National Parks: The Big Picture (Literally)

Posted on July 26, 2016 by Kimberly Roblin in ,

The Wyoming Suite. Wilson Hurley, 1996, oil on canvas. Museum commission. 1993.11.5.

One hundred years ago this month, President Woodrow Wilson signed the Organic Act and established the National Park Service (NPS) to manage and protect the country’s 35 national parks and monuments. Today the NPS oversees more than 400 sites across the United States and its territories, but many of the early parks and monuments—Glacier, Rocky Mountain, Yosemite, Sequoia, and Yellowstone—are synonymous with the American West. As we celebrate this centennial, let’s look at Wyoming Suite by Wilson Hurley, a piece from the Museum’s collection that speaks to the scale and beauty of our oldest national park.


About the Artwork

In 1991, the Museum commissioned Wilson Hurley (1924-2008) to complete five, large triptychs for the new Sam Noble Special Events Center. Called Windows to the West, they evoked the size and splendor of the landscape. Hurley selected the Sandia Mountains, Monument Valley, Point Lobos, the Grand Canyon, and Yellowstone for the project. Finishing roughly one a year, he completed the final scene, Wyoming Suite, in 1996. It depicts the Lower Falls of the Grand Canyon of the Yellowstone. When completed, the size and weight of Hurley’s creations were worthy of their epic subjects: they measured 40 feet wide and 16 feet high, weighing roughly 1,500 pounds each.


About Yellowstone National Park

A park worthy of the Great Republic, Yellowstone was founded in 1872 not only as the country’s first national park, but the world’s.

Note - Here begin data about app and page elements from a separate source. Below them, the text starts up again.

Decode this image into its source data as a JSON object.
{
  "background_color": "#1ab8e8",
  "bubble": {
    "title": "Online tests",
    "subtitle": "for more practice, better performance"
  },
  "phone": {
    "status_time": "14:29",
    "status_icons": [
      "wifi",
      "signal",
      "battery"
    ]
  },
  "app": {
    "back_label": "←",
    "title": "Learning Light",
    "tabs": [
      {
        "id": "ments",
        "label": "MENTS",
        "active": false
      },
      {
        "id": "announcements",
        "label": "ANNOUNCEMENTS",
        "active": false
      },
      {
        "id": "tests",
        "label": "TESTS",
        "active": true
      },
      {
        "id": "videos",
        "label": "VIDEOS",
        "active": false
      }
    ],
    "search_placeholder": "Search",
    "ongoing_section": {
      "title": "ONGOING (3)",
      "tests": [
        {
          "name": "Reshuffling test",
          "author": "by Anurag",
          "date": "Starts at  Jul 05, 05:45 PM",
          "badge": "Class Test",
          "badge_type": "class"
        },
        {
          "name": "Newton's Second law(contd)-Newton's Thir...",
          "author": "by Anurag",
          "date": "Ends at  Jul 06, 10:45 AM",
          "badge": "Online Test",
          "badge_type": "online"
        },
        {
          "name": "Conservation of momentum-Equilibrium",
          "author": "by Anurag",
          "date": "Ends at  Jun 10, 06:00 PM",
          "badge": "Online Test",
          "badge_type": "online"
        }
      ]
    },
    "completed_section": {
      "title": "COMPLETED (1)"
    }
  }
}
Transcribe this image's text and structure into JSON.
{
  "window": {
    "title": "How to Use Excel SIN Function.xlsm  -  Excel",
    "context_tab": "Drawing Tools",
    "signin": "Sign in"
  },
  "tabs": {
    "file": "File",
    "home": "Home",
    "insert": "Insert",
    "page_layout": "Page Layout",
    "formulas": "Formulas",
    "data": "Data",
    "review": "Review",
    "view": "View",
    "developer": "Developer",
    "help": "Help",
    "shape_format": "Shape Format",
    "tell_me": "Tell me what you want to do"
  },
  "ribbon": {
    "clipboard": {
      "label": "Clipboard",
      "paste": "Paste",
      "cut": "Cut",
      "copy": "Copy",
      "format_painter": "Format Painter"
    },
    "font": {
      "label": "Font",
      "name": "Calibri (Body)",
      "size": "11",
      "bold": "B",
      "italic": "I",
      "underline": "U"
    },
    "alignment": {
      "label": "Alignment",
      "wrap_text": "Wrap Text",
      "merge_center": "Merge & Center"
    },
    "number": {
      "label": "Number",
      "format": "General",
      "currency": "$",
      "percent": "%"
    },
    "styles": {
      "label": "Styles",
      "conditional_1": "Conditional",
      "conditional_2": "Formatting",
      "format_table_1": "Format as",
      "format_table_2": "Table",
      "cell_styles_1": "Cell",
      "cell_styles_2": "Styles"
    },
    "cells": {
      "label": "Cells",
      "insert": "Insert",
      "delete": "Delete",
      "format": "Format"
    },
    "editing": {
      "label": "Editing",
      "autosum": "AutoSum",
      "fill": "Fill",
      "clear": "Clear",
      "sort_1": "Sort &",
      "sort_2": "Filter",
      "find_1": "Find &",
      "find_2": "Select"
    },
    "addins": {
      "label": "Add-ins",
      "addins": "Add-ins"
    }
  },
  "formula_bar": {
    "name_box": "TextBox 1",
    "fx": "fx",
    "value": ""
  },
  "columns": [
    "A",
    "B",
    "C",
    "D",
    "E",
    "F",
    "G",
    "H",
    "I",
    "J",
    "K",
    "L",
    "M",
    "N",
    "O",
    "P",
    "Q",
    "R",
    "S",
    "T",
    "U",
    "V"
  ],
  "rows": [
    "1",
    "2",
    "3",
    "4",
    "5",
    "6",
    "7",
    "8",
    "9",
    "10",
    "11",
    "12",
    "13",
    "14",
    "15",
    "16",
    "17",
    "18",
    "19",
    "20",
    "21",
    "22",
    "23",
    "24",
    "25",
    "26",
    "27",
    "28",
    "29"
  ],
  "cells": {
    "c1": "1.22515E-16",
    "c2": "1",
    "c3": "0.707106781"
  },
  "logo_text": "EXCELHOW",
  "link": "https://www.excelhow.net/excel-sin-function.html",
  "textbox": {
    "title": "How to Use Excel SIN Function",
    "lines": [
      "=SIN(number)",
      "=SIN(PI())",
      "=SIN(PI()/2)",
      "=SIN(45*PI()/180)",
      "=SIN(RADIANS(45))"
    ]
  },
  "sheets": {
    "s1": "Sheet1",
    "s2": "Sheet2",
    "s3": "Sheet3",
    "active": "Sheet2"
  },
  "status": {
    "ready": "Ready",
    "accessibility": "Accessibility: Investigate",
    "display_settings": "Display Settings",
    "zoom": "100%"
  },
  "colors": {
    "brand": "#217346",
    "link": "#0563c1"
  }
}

  • Nearly 4 million people visit the park each year.
  • The Grand Canyon of the Yellowstone is one of its prominent features and runs 20 miles in length and averages 1,000 feet in depth.
  • The Lower Falls are 308 feet high, twice the height of Niagara Falls.
  • See the green strip on the left side of the Falls? White froth and foam result from water and air mixing, but a notch in the rim creates a pocket of deep water that stays green.
  • As iron in the canyon rock oxidizes, it produces different colors, notably rust.
  • In 1871, the Hayden Expedition explored and recorded the region. Albert Peale was a member of the group and kept a journal detailing the journey. On Thursday, July 27 he described the Lower Falls and Canyon: The Falls are very pretty, indeed, and the sun shining on the spray formed a beautiful rainbow. On the sides of the rock where the spray dashes there is quite a good deal of vegetation of a beautiful green color. The Canon is grand. It is cut through igneous rocks of various kinds and in places is stained a red color from the iron of numerous springs. In others, it is bright yellow from infiltration of sulphur. In others, it is green from vegetation and still others pure white. The rocks are weathered so as to form columns, towers, etc. Along the banks, from top to bottom, the river rushes through the narrow space at the bottom as if chafing against its imprisonment.
  • In his famous work Our National Parks (1901), John Muir wrote of Yellowstone: The cañon is so tremendously wild and impressive that even these great falls cannot hold your attention. It is about twenty miles long and a thousand feet deep,—a weird, unearthly-looking gorge of jagged, fantastic architecture, and most brilliantly colored…It is not the depth or the shape of the cañon nor the waterfall, nor the green and gray river chanting its brave song as it goes foaming on its way, that most impresses the observer, but the colors of the decomposed volcanic rocks. With few exceptions, the traveler in strange lands finds that, however much the scenery and vegetation in different countries may change, Mother Earth is ever familiar and the same. But here the very ground is changed, as if belonging to some other world. The walls of the cañon from top to bottom burn in a perfect glory of color, confounding and dazzling when the sun is shining,—white, yellow, green, blue, vermilion, and various other shades of red indefinitely blending. All the earth hereabouts seems to be paint. Millions of tons of it lie in sight, exposed to wind and weather as if of no account, yet marvelously fresh and bright, fast colors not to be washed out or bleached out by either sunshine or storms…you will remember these fine, wild views, and look back with joy to your wanderings in the blessed old Yellowstone Wonderland.



Visitors to the National Cowboy & Western Heritage Museum can view Wilson Hurley’s triptychs in the Sam Noble Special Event Center.


For more information on Wilson Hurley, please visit:


For more information on Yellowstone National Park, please visit:





About Kimberly

Kimberly Roblin is Curator of Archival and Photographic Collections at the National Cowboy & Western Heritage Museum. For the native Oklahoman, sharing western history through research, exhibitions, and publications is much more than business. It’s personal.